The opportunity to view wildlife is one reason why many people visit Midpen preserves. When viewing wildlife, please keep two things in mind: wildlife can be unpredictable, and we want to keep wildlife wild. As with any activity a degree of caution and common sense is necessary.
All wildlife and their surrounding habitat is protected in Midpen preserves. If you are fortunate enough to encounter wildlife during your visit, do not approach, touch, startle, or feed it. Although wild animals are generally fearful of humans and will run away, some wildlife can be dangerous. Visitors can help by allowing natural processes to occur. Leave young wildlife alone, do not disturb sick or injured animals. Report any concerns to Midpen staff.
- Maintain a safe distance. If an animal approaches you, it is your responsibility to move away. Your safety is your responsibility!
- Do not get between a mother and its young. Getting too close to any wildlife is very stressful on the wildlife and may pose a danger to you or the animal.
- Feeding wild animals is never appropriate. Wildlife can get sick from eating human food. Wildlife that is fed may become dangerously familiar with humans, which can result in serious injury or death to both people and animals.
- Do not touch or attempt to rescue young, sick or injured wildlife. Wildlife can carry diseases such as rabies and should never be handled. Some animals may leave their young unattended for hours at a time while they seek food. Avoid all contact.

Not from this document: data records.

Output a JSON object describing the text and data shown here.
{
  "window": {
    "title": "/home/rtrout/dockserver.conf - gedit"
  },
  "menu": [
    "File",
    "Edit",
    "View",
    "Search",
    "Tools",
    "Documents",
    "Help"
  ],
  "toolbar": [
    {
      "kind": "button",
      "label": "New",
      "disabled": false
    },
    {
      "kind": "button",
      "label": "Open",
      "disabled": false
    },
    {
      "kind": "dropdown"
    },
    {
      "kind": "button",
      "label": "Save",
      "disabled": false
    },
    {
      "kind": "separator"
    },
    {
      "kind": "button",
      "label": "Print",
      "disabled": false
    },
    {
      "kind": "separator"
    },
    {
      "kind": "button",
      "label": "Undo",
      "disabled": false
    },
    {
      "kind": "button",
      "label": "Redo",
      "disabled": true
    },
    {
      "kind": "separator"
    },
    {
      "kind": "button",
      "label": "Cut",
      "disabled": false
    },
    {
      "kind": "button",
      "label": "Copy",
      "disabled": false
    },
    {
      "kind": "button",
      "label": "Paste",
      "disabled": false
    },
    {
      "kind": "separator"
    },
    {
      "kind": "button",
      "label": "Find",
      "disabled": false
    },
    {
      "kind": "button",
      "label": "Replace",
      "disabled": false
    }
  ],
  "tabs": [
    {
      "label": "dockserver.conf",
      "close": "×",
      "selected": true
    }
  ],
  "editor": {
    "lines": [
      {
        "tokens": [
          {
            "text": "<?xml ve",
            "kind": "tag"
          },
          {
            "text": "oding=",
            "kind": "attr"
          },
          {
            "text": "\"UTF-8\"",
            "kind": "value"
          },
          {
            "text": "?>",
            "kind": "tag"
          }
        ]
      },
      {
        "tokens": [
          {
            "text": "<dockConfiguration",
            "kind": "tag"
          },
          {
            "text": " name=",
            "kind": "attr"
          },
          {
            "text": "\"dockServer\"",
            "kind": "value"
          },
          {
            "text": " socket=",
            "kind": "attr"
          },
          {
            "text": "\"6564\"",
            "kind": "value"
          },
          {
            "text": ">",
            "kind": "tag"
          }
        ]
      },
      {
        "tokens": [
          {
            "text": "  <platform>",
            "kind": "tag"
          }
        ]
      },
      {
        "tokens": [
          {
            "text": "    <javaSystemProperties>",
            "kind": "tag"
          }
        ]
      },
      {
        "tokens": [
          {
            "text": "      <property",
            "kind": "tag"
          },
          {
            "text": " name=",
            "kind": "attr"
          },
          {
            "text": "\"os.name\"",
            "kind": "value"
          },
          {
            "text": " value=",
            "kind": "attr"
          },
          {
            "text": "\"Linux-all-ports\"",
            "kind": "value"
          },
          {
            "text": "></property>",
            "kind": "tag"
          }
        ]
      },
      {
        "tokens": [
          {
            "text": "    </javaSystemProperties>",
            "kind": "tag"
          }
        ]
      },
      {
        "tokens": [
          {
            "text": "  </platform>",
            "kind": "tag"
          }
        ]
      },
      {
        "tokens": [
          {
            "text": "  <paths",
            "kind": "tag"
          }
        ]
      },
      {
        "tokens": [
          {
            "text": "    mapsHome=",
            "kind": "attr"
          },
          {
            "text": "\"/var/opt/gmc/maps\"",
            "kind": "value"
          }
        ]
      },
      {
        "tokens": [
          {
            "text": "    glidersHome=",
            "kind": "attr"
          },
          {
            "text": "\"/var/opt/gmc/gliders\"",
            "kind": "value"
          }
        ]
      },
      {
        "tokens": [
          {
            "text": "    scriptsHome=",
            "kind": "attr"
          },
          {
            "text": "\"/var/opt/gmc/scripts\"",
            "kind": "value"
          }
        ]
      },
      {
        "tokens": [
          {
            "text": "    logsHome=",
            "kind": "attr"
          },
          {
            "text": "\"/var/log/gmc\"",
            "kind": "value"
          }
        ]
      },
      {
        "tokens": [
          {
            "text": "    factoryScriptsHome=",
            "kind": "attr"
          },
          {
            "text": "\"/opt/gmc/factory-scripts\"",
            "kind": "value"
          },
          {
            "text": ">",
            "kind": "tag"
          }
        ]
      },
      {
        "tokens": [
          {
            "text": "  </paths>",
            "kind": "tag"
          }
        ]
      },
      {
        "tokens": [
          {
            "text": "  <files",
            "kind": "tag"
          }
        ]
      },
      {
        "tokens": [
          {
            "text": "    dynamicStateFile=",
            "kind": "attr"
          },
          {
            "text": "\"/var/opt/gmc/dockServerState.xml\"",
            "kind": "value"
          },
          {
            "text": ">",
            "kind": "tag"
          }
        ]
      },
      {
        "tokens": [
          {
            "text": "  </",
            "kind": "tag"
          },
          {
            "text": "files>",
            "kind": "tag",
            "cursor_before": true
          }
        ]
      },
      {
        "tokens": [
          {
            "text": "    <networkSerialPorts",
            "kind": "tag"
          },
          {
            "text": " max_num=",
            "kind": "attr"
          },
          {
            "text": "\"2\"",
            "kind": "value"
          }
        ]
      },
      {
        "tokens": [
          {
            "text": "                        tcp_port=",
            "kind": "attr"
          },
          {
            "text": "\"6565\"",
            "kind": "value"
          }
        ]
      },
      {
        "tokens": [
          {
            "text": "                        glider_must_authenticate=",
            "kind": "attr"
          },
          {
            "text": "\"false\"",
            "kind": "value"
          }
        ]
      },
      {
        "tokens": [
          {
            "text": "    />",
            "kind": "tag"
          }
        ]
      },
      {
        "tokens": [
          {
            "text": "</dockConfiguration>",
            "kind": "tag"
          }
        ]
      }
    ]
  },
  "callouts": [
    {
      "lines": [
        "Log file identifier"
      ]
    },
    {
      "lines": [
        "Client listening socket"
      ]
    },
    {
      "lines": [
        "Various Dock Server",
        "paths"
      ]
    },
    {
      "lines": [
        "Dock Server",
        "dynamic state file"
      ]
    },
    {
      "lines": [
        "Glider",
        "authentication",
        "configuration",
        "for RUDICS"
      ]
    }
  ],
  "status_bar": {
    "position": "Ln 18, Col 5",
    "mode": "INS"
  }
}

- Keep dogs on a leash, do not allow them to chase or disturb wildlife.
Rattlesnakes are native to this area and are more active in warm weather. Be careful stepping over logs, and be cautious of putting hands or feet under logs or rocks. In the event that you are bitten, remain calm, call 911 and if necessary have someone hike out for help. Do not attempt to cut a bite or suck out venom. Seek professional medical assistance.
Mountain Lions and Coyotes
Mountain lions and coyotes are occasionally sighted in the open space preserves. If you see a mountain lion, coyote or other animal behaving aggressively toward people or pets, alert a ranger or the Midpen office as soon as possible. The threat to public safety will be assessed and appropriate action will be taken.
Bats are native animals that use a variety of habitats and provide insect control throughout the open space preserves.
- Do not touch bats.
- Bats may carry diseases, including rabies, that can be transmitted to humans. Avoid all contact.
- If you come in contact with a bat, seek immediate medical attention.
- Occasionally visitors may encounter a bat on the ground or that may be in distress, especially in areas where roosting occurs.
- If you encounter a sick or injured bat, alert a ranger or the Midpen office as soon as possible.
Do not release pets into the wild! Releasing pets can harm native species through predation, competition for food, and disease. If you see an invasive animal at a Midpen preserve, please report the sighting to a ranger.